‘We now just wish to be killed’: the Palestinians under fire in southern Gaza

On Friday morning, Reham Shaheen had a rare chance to talk to her husband, Muhanad, who had been sheltering with their family in Deir al-Balah, in the southern half of Gaza, shortly after Israel’s military restarted its campaign of bombing.

The aid worker, now in Jordan, had been separated from Muhanad and their three children because of a work trip two days before the war. Now she could do little other than listen to his despair down the line as Israel’s air force struck again and again.

“He was feeling really helpless and feeling frustrated,” said Shaheen, who works for the disability charity Humanity & Inclusion. “He told me ‘I’m really regretting that I moved from the north to the south, because now the bombing this morning is targeting the south. I am afraid we will get killed after being forced to flee our home’.”

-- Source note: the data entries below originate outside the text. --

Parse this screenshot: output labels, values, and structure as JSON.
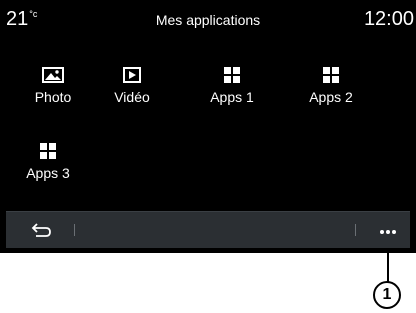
{
  "status_bar": {
    "temperature": "21",
    "temperature_unit": "°c",
    "title": "Mes applications",
    "time": "12:00"
  },
  "apps": [
    {
      "label": "Photo",
      "icon": "photo-icon"
    },
    {
      "label": "Vidéo",
      "icon": "video-play-icon"
    },
    {
      "label": "Apps 1",
      "icon": "apps-grid-icon"
    },
    {
      "label": "Apps 2",
      "icon": "apps-grid-icon"
    },
    {
      "label": "Apps 3",
      "icon": "apps-grid-icon"
    }
  ],
  "nav_bar": {
    "back_icon": "back-arrow-icon",
    "more_icon": "more-dots-icon"
  },
  "callout": {
    "number": "1"
  },
  "colors": {
    "screen_background": "#000000",
    "nav_bar_background": "#2b2f33",
    "text": "#ffffff"
  }
}
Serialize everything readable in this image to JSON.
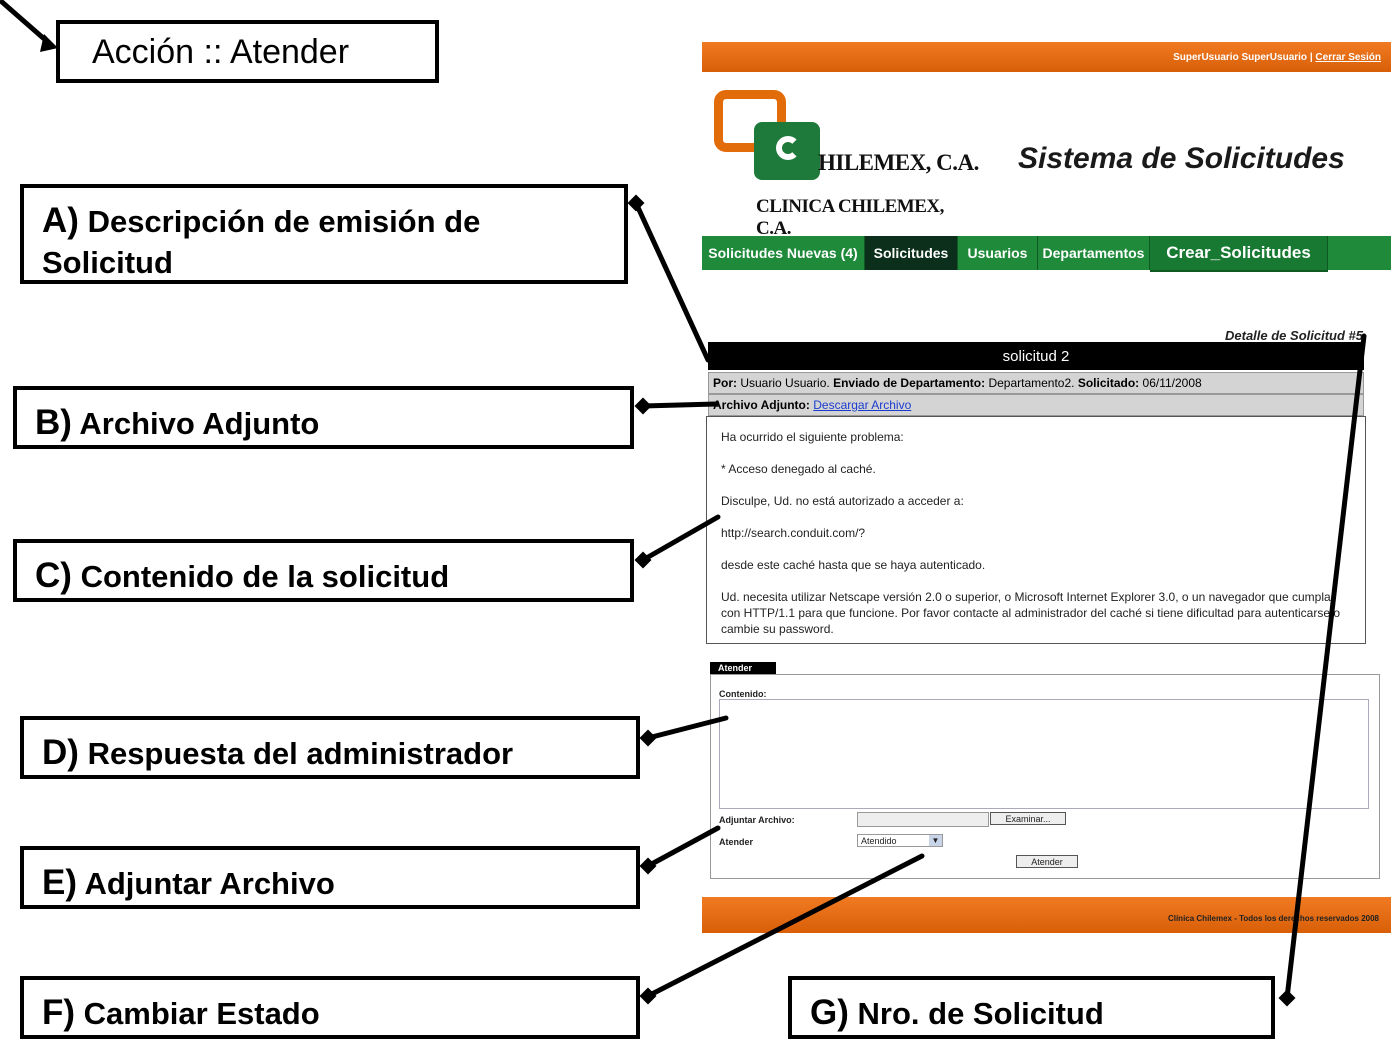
{
  "diagram_title": "Acción :: Atender",
  "callouts": {
    "a_letter": "A)",
    "a_line1": "Descripción de emisión de",
    "a_line2": "Solicitud",
    "b_letter": "B)",
    "b_text": "Archivo Adjunto",
    "c_letter": "C)",
    "c_text": "Contenido de la solicitud",
    "d_letter": "D)",
    "d_text": "Respuesta del administrador",
    "e_letter": "E)",
    "e_text": "Adjuntar Archivo",
    "f_letter": "F)",
    "f_text": "Cambiar Estado",
    "g_letter": "G)",
    "g_text": "Nro. de Solicitud"
  },
  "app": {
    "user": "SuperUsuario SuperUsuario",
    "separator": "|",
    "logout": "Cerrar Sesión",
    "logo_name": "HILEMEX, C.A.",
    "logo_sub": "CLINICA CHILEMEX, C.A.",
    "system_title": "Sistema de Solicitudes",
    "nav": [
      "Solicitudes Nuevas (4)",
      "Solicitudes",
      "Usuarios",
      "Departamentos",
      "Crear_Solicitudes"
    ],
    "detail_label": "Detalle de Solicitud #5",
    "request_title": "solicitud 2",
    "meta": {
      "by_label": "Por:",
      "by_value": "Usuario Usuario.",
      "dept_label": "Enviado de Departamento:",
      "dept_value": "Departamento2.",
      "date_label": "Solicitado:",
      "date_value": "06/11/2008"
    },
    "attachment_label": "Archivo Adjunto:",
    "attachment_link": "Descargar Archivo",
    "content": [
      "Ha ocurrido el siguiente problema:",
      "* Acceso denegado al caché.",
      "Disculpe, Ud. no está autorizado a acceder a:",
      "http://search.conduit.com/?",
      "desde este caché hasta que se haya autenticado.",
      "Ud. necesita utilizar Netscape versión 2.0 o superior, o Microsoft Internet Explorer 3.0, o un navegador que cumpla con HTTP/1.1 para que funcione. Por favor contacte al administrador del caché si tiene dificultad para autenticarse o cambie su password."
    ],
    "form": {
      "tab_label": "Atender",
      "content_label": "Contenido:",
      "attach_label": "Adjuntar Archivo:",
      "browse_button": "Examinar...",
      "status_label": "Atender",
      "status_value": "Atendido",
      "submit_button": "Atender"
    },
    "footer": "Clínica Chilemex - Todos los derechos reservados 2008",
    "colors": {
      "orange": "#e36c0a",
      "green": "#1e8a3a",
      "dark_tab": "#0b2f1b",
      "link": "#1a3ccf"
    }
  }
}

The fear – and distrust – had spread to her two sons, 12 and 10, she said, because they had been told by their parents it would be safer in the south, after Israel demanded the evacuation of the north in October. “Now they are not trusting even what we are telling them. So it really impacts the psychological situation of our children,” she said.

Meanwhile, another relative, an uncle, had put it more succinctly: “What we wish now is to be killed, to avoid going through all this feeling of threat all the time and being in that distress.” As the war restarts, hope is running out.

Israel’s military said on Saturday it had bombed 400 targets in the first 24 hours of its renewed campaign against Hamas on the Gaza Strip, including 50 in Khan Younis, the southern city that is now the focus of its attacks.

Reports from the city said that, while it had been attacked before, it was coming under its heaviest bombardment yet, while Gaza’s Ministry of Health said that at least 193 Palestinians had been killed and 650 wounded in Gaza since the collapse of the truce.

An official video from the Israel Defense Forces released on Saturday showed a string of bombings against combatants and infrastructure. In some cases whole buildings, such as one described as a “Hamas military command centre”, are engulfed in flames, apparently hit by heavy bombs able to destroy a block of flats.

Film shot by photojournalist Yosef Basam showed the terrifying intensity of the attacks on Saturday morning, a succession of loud explosions in the north of the territory captured from a distance. A day earlier, an Al Jazeera video report showed a bombed-out neighbourhood of Khan Younis, where local people said 10 homes had been destroyed.

Leaflets dropped by Israel’s military demanded that residents of certain districts near Khan Younis head south to Rafah, on the Egyptian border, warning that the area was now “a dangerous combat zone”. Footage on Saturday showed displaced Palestinians making their way south on the rubble-strewn main Salah al-Din road.

Jason Lee, the Palestine country director for Save the Children, was in Rafah on Friday, and said he had begun to see a fresh population transfer in a country where 1.7 million people have already been displaced and close to 2 million are crowded into the broader south. “How is it possible for people to move again? For many, this is not their first evacuation. The scale and scope of this is unprecedented,” he said.

The aid worker said there were “only two hospitals functioning, with barely any medical supplies”. Fuel and aid deliveries stopped on Friday, and a modest 50 trucks were allowed through the border on Saturday. “If fuel deliveries go down to pre-truce levels, it will be insufficient to run the desalination plants and water wells” on which Palestinians rely on for drinking water, he said.

Camps and shelters are hopelessly overcrowded – in one case by 35 times, Lee said – and outbreaks of gastroenteritis and diarrhoea are becoming increasingly common in a territory where there are about 1.1 million children. Lee said he had seen one family spend a day searching desperately for baby milk for a starving child a few months old, because the mother had been killed.

Trauma, as well as illness, is becoming a deeper problem. Shaheen said her four-year-old daughter was unwell from polluted water and had been unsettled by having to evacuate once already. “She was not eating since the beginning of the war. She’s lost three kilos,” Shaheen said, holding back her emotions. “I can’t describe her situation, to be honest.”